HOW'S THIS for a head-scratcher: Apparently, out-of-state politicians and activists can be trusted to drink responsibly, but your average Philadelphian can't.
For years, our state has endured some of the nation's most needlessly restrictive alcohol regulations, yet well-connected visitors to the Democratic National Convention next week will get special exceptions. State legislators in Harrisburg have implemented temporary "national event permits" for the duration of the convention, allowing select Philadelphia venues to sell alcohol later than 2 a.m., provide happy hour specials, and purchase their stock outside of state stores.
This is a fine example of government hypocrisy and should concern to every Pennsylvanian. It's just the latest reminder our outdated liquor laws are vestiges from the bygone era of the Untouchables. Reforming - or better yet, repealing - these laws is long overdue.
Many of these regulations come from the adoption of the 21st Amendment in 1933, which gave states power to enact laws concerning alcohol production, usage and distribution. It even permitted states to create their own monopolies over alcohol distribution-something that would be verboten in most other industries.
We have Gov. Gifford Pinchot to thank for what happened next. In the aftermath of Prohibition, he called for state laws that would "discourage the purchase of alcoholic beverages by making it as inconvenient and expensive as possible." This resulted in the creation of the Pennsylvania Liquor Control Board, which governs most state alcoholic beverage policy.
This state board is largely responsible for many of the restrictions Pennsylvanians endure on a daily basis. Pennsylvania bars and restaurants seeking a liquor license must satisfy a "quota system," which permits only one retail liquor license for every 3,000 county residents and can cost at least $30,000 at the lower range. Anyone seeking to purchase alcohol - whether you're an individual preparing for a party or a bar stocking up for your customers - must purchase the stuff at PLCB-run stores, for the time being.

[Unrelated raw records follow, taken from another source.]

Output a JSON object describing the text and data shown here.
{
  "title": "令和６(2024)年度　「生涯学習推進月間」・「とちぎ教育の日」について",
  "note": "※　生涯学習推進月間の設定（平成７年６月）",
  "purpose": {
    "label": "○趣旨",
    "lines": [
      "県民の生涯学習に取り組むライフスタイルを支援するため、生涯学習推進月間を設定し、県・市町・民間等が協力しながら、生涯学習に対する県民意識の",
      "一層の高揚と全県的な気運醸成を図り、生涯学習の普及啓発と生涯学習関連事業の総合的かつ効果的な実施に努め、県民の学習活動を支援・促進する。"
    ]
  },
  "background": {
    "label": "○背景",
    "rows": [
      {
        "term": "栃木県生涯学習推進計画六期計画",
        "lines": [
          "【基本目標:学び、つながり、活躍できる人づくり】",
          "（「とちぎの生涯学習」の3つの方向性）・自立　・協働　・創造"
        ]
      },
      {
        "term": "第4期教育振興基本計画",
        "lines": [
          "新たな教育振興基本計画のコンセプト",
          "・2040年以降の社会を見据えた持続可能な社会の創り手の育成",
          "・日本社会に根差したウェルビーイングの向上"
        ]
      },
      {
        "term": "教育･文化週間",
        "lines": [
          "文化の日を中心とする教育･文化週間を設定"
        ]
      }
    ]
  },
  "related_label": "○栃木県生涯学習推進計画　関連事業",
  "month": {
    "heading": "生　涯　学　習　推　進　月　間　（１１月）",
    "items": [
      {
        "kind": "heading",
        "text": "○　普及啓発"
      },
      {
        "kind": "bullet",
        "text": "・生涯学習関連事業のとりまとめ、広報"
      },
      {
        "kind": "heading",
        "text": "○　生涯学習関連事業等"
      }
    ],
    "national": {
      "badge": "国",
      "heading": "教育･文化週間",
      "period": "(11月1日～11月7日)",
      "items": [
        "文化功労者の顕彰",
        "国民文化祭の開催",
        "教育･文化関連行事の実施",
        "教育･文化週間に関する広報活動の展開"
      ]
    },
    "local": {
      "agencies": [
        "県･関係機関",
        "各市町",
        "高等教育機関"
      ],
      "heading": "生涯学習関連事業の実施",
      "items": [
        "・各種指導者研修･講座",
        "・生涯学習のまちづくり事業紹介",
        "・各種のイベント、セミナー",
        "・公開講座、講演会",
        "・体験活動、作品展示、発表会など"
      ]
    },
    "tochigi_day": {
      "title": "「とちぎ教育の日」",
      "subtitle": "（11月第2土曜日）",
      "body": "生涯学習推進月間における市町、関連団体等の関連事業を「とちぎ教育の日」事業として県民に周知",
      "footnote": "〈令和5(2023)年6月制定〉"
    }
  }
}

Then there are the taxes and fees. Anyone buying wine and liquor pays a number of special taxes, including a 30 percent markup and other handling fees imposed by the PLCB. Speaking of Prohibition-era holdovers, we also pay what's called the Johnstown Flood emergency tax. Passed in 1936 and increased in 1968, this 18 percent tax on alcoholic beverages was intended to be a source of temporary relief for reconstruction after the momentous flood, but, like so many other "temporary" taxes, it has lasted far longer than a hangover.
Although doing little to reduce alcohol consumption, these laws raise our tax burden and costs, causing some to illegally cross state lines to make our purchases, and creating hardships for restaurant and bar owners. As one would-be wine entrepreneur noted, "The wine thing keeps me out of Philly."
Reforms have happened in recent years, but they've been small. A number of gas stations recently gained permission from the PLCB to sell sixpacks of beer with only minor restrictions. Newly passed reforms will allow wine and beer to be sold in grocery stores, as well as on Sundays and holidays.
Those are great concessions, but the real reforms have been shot down by legislators who want to keep control. Proposals to get government out of the booze-selling business entirely have been shot down at almost every turn. Lawmakers claim that the state monopoly on alcohol sales is a valuable source of jobs and revenue, not to mention that it helps educate the public. Yet jobs and revenue could just as easily exist if liquor stores were privately owned, as they are in many states. And it's been shown that the cost of alcohol is actually lower in states that permit private liquor sellers to do business.
Pennsylvanians are ready for this step forward. Recent polling, including a study conducted by Franklin & Marshall College, finds that a majority of us support reforming state liquor laws. By the time the DNC gets underway next week, our lawmakers should ensure that Prohibition officially ends in Pennsylvania, only 80-plus years late.